The move marks a global first for the company. Prior to the Hyderabad pilot, Uber has steadfastly avoided accepting cash for its car services. While riders could pay for trips using bank notes on UberAuto, the company’s India-only auto-rickshaw service, it ceased to accept cash for any of its car-oriented tiers — both in Asia and elsewhere.
Uber’s distaste for cash likely stems from two reasons. First, Uber can’t easily enforce percentage-based commissions on cash transactions. Second, fumbling with one’s wallet is one of the taxi pain points that Uber hopes to circumvent in the name of user experience.
Credit card conundrum
Adhering to the credit-card only model puts Uber at a disadvantage in markets where credit card penetration is low and competition is fierce. According to the Reserve Bank of India, there are over 20 million credit cards outstanding in India as of December 2014, indicating a penetration rate of 1.5 percent of the population (assuming card owners hold only one card).
Uber’s main rival in India has been accepting cash payments from the get go. That Indian company, Ola, company recently closed a US$400-million funding round and is available in over 100 Indian cities –- Uber is only in 10. GrabTaxi in Southeast Asia and Didi Kuaidi in China have also let riders pay in cash.
Uber hasn’t been completely inflexible when it comes to payments in Asia. It accepts transactions using Alipay Wallet in China, and Paytm and India. Allowing for cash opens up the market to people that own smartphones but don’t necessarily have credit cards or third-party payment apps.
Uber and its competitors’ services are beginning to converge in Asia. GrabTaxi recently introduced cashless payment for rides with Singapore-based mobile wallet PayLah. Didi Kuaidi recently launched its first UberX-esque peer-to-peer ridesharing tier, which will compete with The People’s Uber in China. Uber’s competitors have also invested in data research. GrabTaxi plans to invest over US$100-million in R&D at its new lab in Singapore, and Didi Kuaidi is reportedly collecting trip data to build out a platform it calls Cangqiong.
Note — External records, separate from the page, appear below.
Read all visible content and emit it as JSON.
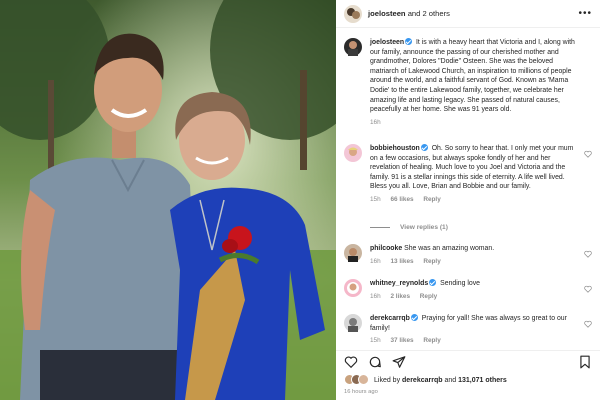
{
  "header": {
    "username": "joelosteen",
    "suffix": "and 2 others"
  },
  "caption": {
    "username": "joelosteen",
    "text": "It is with a heavy heart that Victoria and I, along with our family, announce the passing of our cherished mother and grandmother, Dolores \"Dodie\" Osteen.  She was the beloved matriarch of Lakewood Church, an inspiration to millions of people around the world, and a faithful servant of God.  Known as 'Mama Dodie' to the entire Lakewood family, together, we celebrate her amazing life and lasting legacy. She passed of natural causes, peacefully at her home. She was 91 years old.",
    "time": "16h"
  },
  "comments": [
    {
      "username": "bobbiehouston",
      "verified": true,
      "text": "Oh. So sorry to hear that. I only met your mum on a few occasions, but always spoke fondly of her and her revelation of healing. Much love to you Joel and Victoria and the family. 91 is a stellar innings this side of eternity. A life well lived. Bless you all. Love, Brian and Bobbie and our family.",
      "time": "15h",
      "likes": "66 likes",
      "reply": "Reply",
      "view_replies": "View replies (1)"
    },
    {
      "username": "philcooke",
      "verified": false,
      "text": "She was an amazing woman.",
      "time": "16h",
      "likes": "13 likes",
      "reply": "Reply"
    },
    {
      "username": "whitney_reynolds",
      "verified": true,
      "text": "Sending love",
      "time": "16h",
      "likes": "2 likes",
      "reply": "Reply"
    },
    {
      "username": "derekcarrqb",
      "verified": true,
      "text": "Praying for yall! She was always so great to our family!",
      "time": "15h",
      "likes": "37 likes",
      "reply": "Reply"
    }
  ],
  "likes": {
    "prefix": "Liked by",
    "user": "derekcarrqb",
    "middle": "and",
    "count": "131,071 others"
  },
  "time_ago": "16 hours ago",
  "colors": {
    "verified": "#3897f0",
    "meta_grey": "#8e8e8e",
    "text": "#262626"
  },
  "icons": [
    "more-icon",
    "heart-icon",
    "comment-icon",
    "share-icon",
    "bookmark-icon"
  ]
}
This article by Josh Horwitz originally appeared on Tech in Asia, a Burn Media publishing partner.